Component data from apps and pages
--- --- ---

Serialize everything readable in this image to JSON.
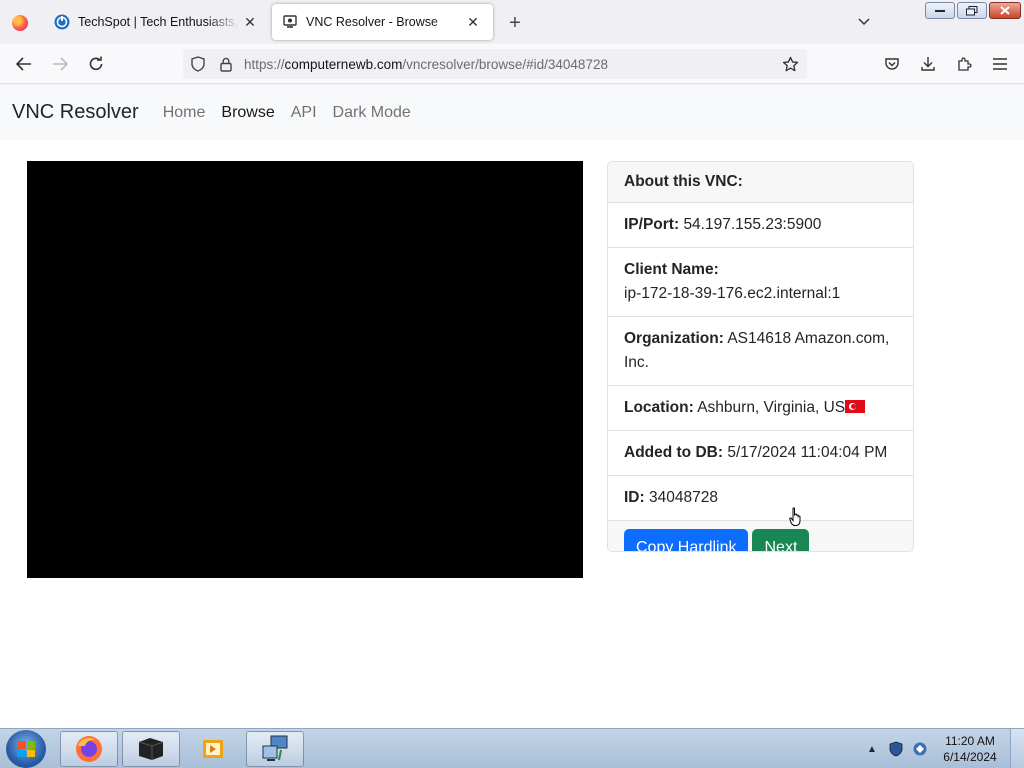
{
  "browser": {
    "tabs": [
      {
        "title": "TechSpot | Tech Enthusiasts, Power Users",
        "active": false
      },
      {
        "title": "VNC Resolver - Browse",
        "active": true
      }
    ],
    "url": {
      "scheme": "https://",
      "host": "computernewb.com",
      "path": "/vncresolver/browse/#id/34048728"
    }
  },
  "site": {
    "brand": "VNC Resolver",
    "nav": [
      {
        "label": "Home",
        "active": false
      },
      {
        "label": "Browse",
        "active": true
      },
      {
        "label": "API",
        "active": false
      },
      {
        "label": "Dark Mode",
        "active": false
      }
    ]
  },
  "vnc": {
    "header": "About this VNC:",
    "ip_port_label": "IP/Port:",
    "ip_port": "54.197.155.23:5900",
    "client_name_label": "Client Name:",
    "client_name": "ip-172-18-39-176.ec2.internal:1",
    "organization_label": "Organization:",
    "organization": "AS14618 Amazon.com, Inc.",
    "location_label": "Location:",
    "location": "Ashburn, Virginia, US",
    "added_label": "Added to DB:",
    "added": "5/17/2024 11:04:04 PM",
    "id_label": "ID:",
    "id": "34048728",
    "copy_button": "Copy Hardlink",
    "next_button": "Next"
  },
  "taskbar": {
    "time": "11:20 AM",
    "date": "6/14/2024"
  },
  "colors": {
    "primary": "#0d6efd",
    "success": "#198754",
    "flag": "#e30a17"
  }
}
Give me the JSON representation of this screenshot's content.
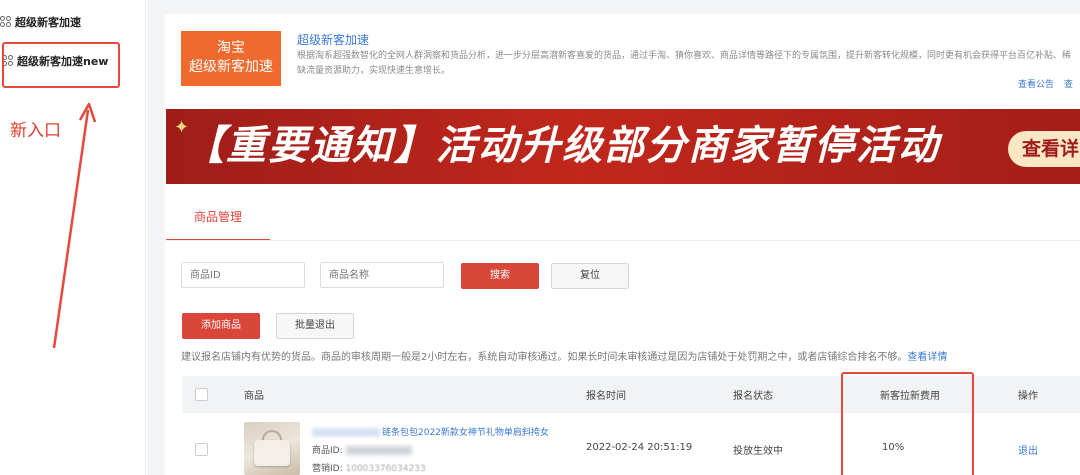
{
  "sidebar": {
    "items": [
      {
        "label": "超级新客加速"
      },
      {
        "label": "超级新客加速new"
      }
    ],
    "annotation": "新入口"
  },
  "header": {
    "logo_line1": "淘宝",
    "logo_line2": "超级新客加速",
    "title": "超级新客加速",
    "description": "根据淘系超强数智化的全网人群洞察和货品分析，进一步分层高潜新客喜爱的货品，通过手淘、猜你喜欢、商品详情等路径下的专属氛围，提升新客转化规模，同时更有机会获得平台百亿补贴、稀缺流量资源助力，实现快速生意增长。",
    "link_notice": "查看公告",
    "link_more": "查"
  },
  "banner": {
    "text": "【重要通知】活动升级部分商家暂停活动",
    "button": "查看详"
  },
  "tabs": [
    {
      "label": "商品管理"
    }
  ],
  "filters": {
    "product_id_placeholder": "商品ID",
    "product_name_placeholder": "商品名称",
    "search_label": "搜索",
    "reset_label": "复位"
  },
  "actions": {
    "add_label": "添加商品",
    "batch_exit_label": "批量退出"
  },
  "tip": {
    "text": "建议报名店铺内有优势的货品。商品的审核周期一般是2小时左右，系统自动审核通过。如果长时间未审核通过是因为店铺处于处罚期之中，或者店铺综合排名不够。",
    "link": "查看详情"
  },
  "table": {
    "columns": [
      "商品",
      "报名时间",
      "报名状态",
      "新客拉新费用",
      "操作"
    ],
    "rows": [
      {
        "title": "链条包包2022新款女神节礼物单肩斜挎女",
        "id_label": "商品ID:",
        "sales_label": "营销ID:",
        "sales_value": "10003376034233",
        "time": "2022-02-24 20:51:19",
        "status": "投放生效中",
        "fee": "10%",
        "action": "退出"
      }
    ]
  },
  "colors": {
    "accent": "#d9473b",
    "annotation_red": "#e8473b",
    "link": "#3a7ad8",
    "logo": "#ef6a2c"
  }
}
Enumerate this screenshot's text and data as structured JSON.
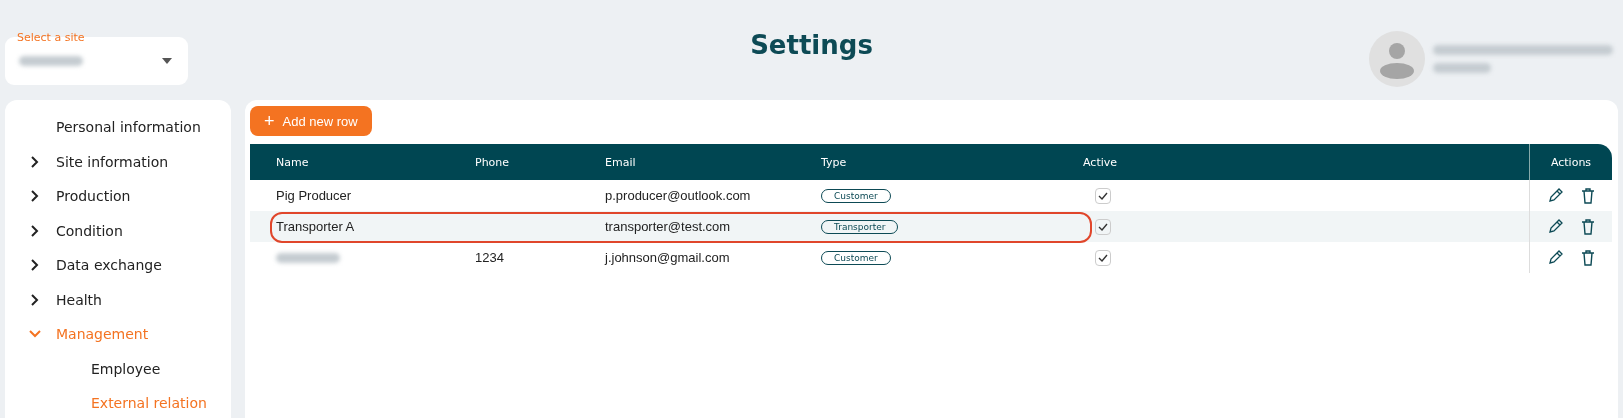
{
  "site_select": {
    "label": "Select a site"
  },
  "title": "Settings",
  "sidebar": {
    "items": [
      {
        "label": "Personal information",
        "selected": false
      },
      {
        "label": "Site information",
        "expanded": false,
        "selected": false
      },
      {
        "label": "Production",
        "expanded": false,
        "selected": false
      },
      {
        "label": "Condition",
        "expanded": false,
        "selected": false
      },
      {
        "label": "Data exchange",
        "expanded": false,
        "selected": false
      },
      {
        "label": "Health",
        "expanded": false,
        "selected": false
      },
      {
        "label": "Management",
        "expanded": true,
        "selected": true,
        "children": [
          {
            "label": "Employee",
            "selected": false
          },
          {
            "label": "External relation",
            "selected": true
          }
        ]
      }
    ]
  },
  "add_button": {
    "label": "Add new row",
    "icon": "+"
  },
  "table": {
    "columns": [
      "Name",
      "Phone",
      "Email",
      "Type",
      "Active",
      "Actions"
    ],
    "rows": [
      {
        "name": "Pig Producer",
        "email": "p.producer@outlook.com",
        "type": "Customer",
        "active": true,
        "highlighted": false
      },
      {
        "name": "Transporter A",
        "email": "transporter@test.com",
        "type": "Transporter",
        "active": true,
        "highlighted": true
      },
      {
        "phone": "1234",
        "email": "j.johnson@gmail.com",
        "type": "Customer",
        "active": true,
        "highlighted": false
      }
    ]
  }
}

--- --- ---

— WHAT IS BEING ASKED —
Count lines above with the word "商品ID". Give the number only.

— WRITTEN RESPONSE —
2